In celebration of the 100 year anniversary of the completion of Mead Chapel and Hepburn Hall, Special Collections presents a series of posts featuring interactive before-and-after imagery of these Middlebury icons.
Below is an interactive slider with images of Mead from the archives (tap or drag the bar to the right and left to slide between images). The before image was taken in 1942 while the after image shows the chapel and the surrounding (or should we say obscuring) landscape as it looks today.
A new 48-rank chamber organ was installed in Mead Chapel in 1970 after the condition of the original had deteriorated beyond repair. Music director Emory Fanning recalled that at the start of one performance on the dilapidated instrument, 12-inch blue flames had shot out of the motor before it was turned off, a prayer for the dead was recited, and it was turned back on for the remainder of the performance — which continued without a hitch.
The interactive slider below shows the dramatic presence that the new organ holds in Mead, having covered up the window above the altar. The before image is a 1919 postcard showing the interior of the chapel while the after image shows how it looks today. Other changes include balcony seating and updated lighting fixtures.

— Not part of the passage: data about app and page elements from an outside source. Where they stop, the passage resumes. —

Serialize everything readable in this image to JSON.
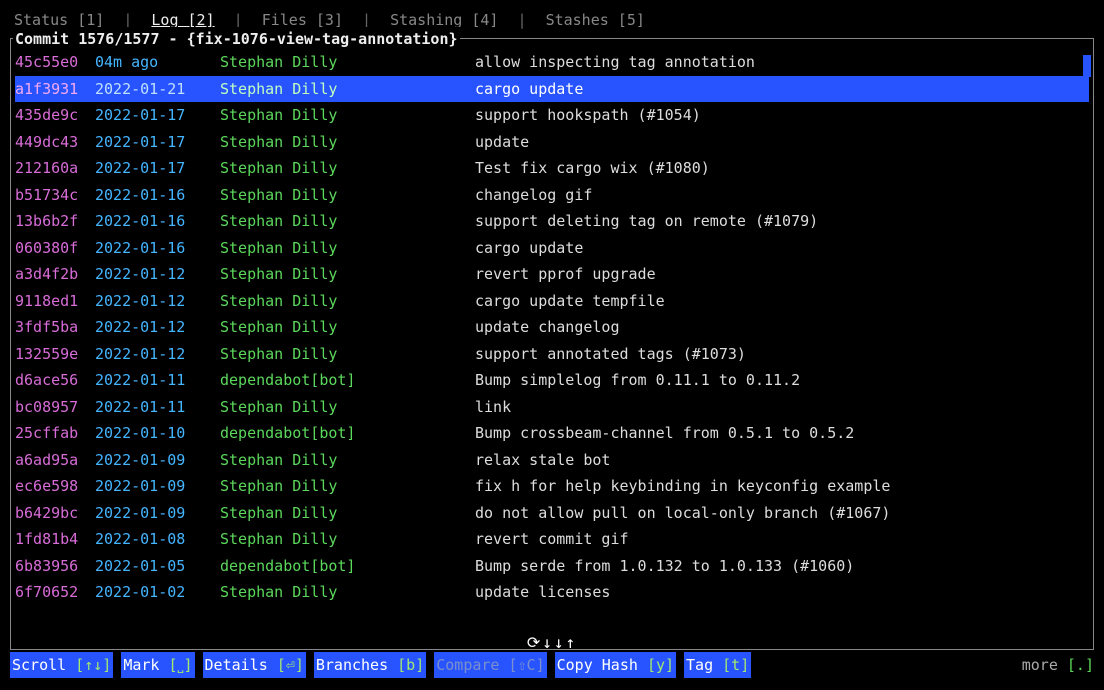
{
  "tabs": {
    "status": "Status [1]",
    "log": "Log [2]",
    "files": "Files [3]",
    "stashing": "Stashing [4]",
    "stashes": "Stashes [5]",
    "active_index": 1
  },
  "panel": {
    "title_prefix": "Commit ",
    "counter": "1576/1577",
    "separator": " - ",
    "branch": "{fix-1076-view-tag-annotation}"
  },
  "commits": [
    {
      "hash": "45c55e0",
      "date": "04m ago",
      "author": "Stephan Dilly",
      "msg": "allow inspecting tag annotation"
    },
    {
      "hash": "a1f3931",
      "date": "2022-01-21",
      "author": "Stephan Dilly",
      "msg": "cargo update"
    },
    {
      "hash": "435de9c",
      "date": "2022-01-17",
      "author": "Stephan Dilly",
      "msg": "support hookspath (#1054)"
    },
    {
      "hash": "449dc43",
      "date": "2022-01-17",
      "author": "Stephan Dilly",
      "msg": "update"
    },
    {
      "hash": "212160a",
      "date": "2022-01-17",
      "author": "Stephan Dilly",
      "msg": "Test fix cargo wix (#1080)"
    },
    {
      "hash": "b51734c",
      "date": "2022-01-16",
      "author": "Stephan Dilly",
      "msg": "changelog gif"
    },
    {
      "hash": "13b6b2f",
      "date": "2022-01-16",
      "author": "Stephan Dilly",
      "msg": "support deleting tag on remote (#1079)"
    },
    {
      "hash": "060380f",
      "date": "2022-01-16",
      "author": "Stephan Dilly",
      "msg": "cargo update"
    },
    {
      "hash": "a3d4f2b",
      "date": "2022-01-12",
      "author": "Stephan Dilly",
      "msg": "revert pprof upgrade"
    },
    {
      "hash": "9118ed1",
      "date": "2022-01-12",
      "author": "Stephan Dilly",
      "msg": "cargo update tempfile"
    },
    {
      "hash": "3fdf5ba",
      "date": "2022-01-12",
      "author": "Stephan Dilly",
      "msg": "update changelog"
    },
    {
      "hash": "132559e",
      "date": "2022-01-12",
      "author": "Stephan Dilly",
      "msg": "support annotated tags (#1073)"
    },
    {
      "hash": "d6ace56",
      "date": "2022-01-11",
      "author": "dependabot[bot]",
      "msg": "Bump simplelog from 0.11.1 to 0.11.2"
    },
    {
      "hash": "bc08957",
      "date": "2022-01-11",
      "author": "Stephan Dilly",
      "msg": "link"
    },
    {
      "hash": "25cffab",
      "date": "2022-01-10",
      "author": "dependabot[bot]",
      "msg": "Bump crossbeam-channel from 0.5.1 to 0.5.2"
    },
    {
      "hash": "a6ad95a",
      "date": "2022-01-09",
      "author": "Stephan Dilly",
      "msg": "relax stale bot"
    },
    {
      "hash": "ec6e598",
      "date": "2022-01-09",
      "author": "Stephan Dilly",
      "msg": "fix h for help keybinding in keyconfig example"
    },
    {
      "hash": "b6429bc",
      "date": "2022-01-09",
      "author": "Stephan Dilly",
      "msg": "do not allow pull on local-only branch (#1067)"
    },
    {
      "hash": "1fd81b4",
      "date": "2022-01-08",
      "author": "Stephan Dilly",
      "msg": "revert commit gif"
    },
    {
      "hash": "6b83956",
      "date": "2022-01-05",
      "author": "dependabot[bot]",
      "msg": "Bump serde from 1.0.132 to 1.0.133 (#1060)"
    },
    {
      "hash": "6f70652",
      "date": "2022-01-02",
      "author": "Stephan Dilly",
      "msg": "update licenses"
    }
  ],
  "selected_index": 1,
  "spinner": "⟳↓↓↑",
  "actions": {
    "scroll": {
      "label": "Scroll",
      "key": "[↑↓]"
    },
    "mark": {
      "label": "Mark",
      "key": "[˽]"
    },
    "details": {
      "label": "Details",
      "key": "[⏎]"
    },
    "branches": {
      "label": "Branches",
      "key": "[b]"
    },
    "compare": {
      "label": "Compare",
      "key": "[⇧C]"
    },
    "copyhash": {
      "label": "Copy Hash",
      "key": "[y]"
    },
    "tag": {
      "label": "Tag",
      "key": "[t]"
    },
    "more": {
      "label": "more",
      "key": "[.]"
    }
  }
}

“The Organ in the Chapel.” Middlebury College News Letter, July 1, 1969. A12 PF Mead 1942 02, Special Collections & Archives, Middlebury College A12 PF Mead 1919 01, Special Collections & Archives, Middlebury College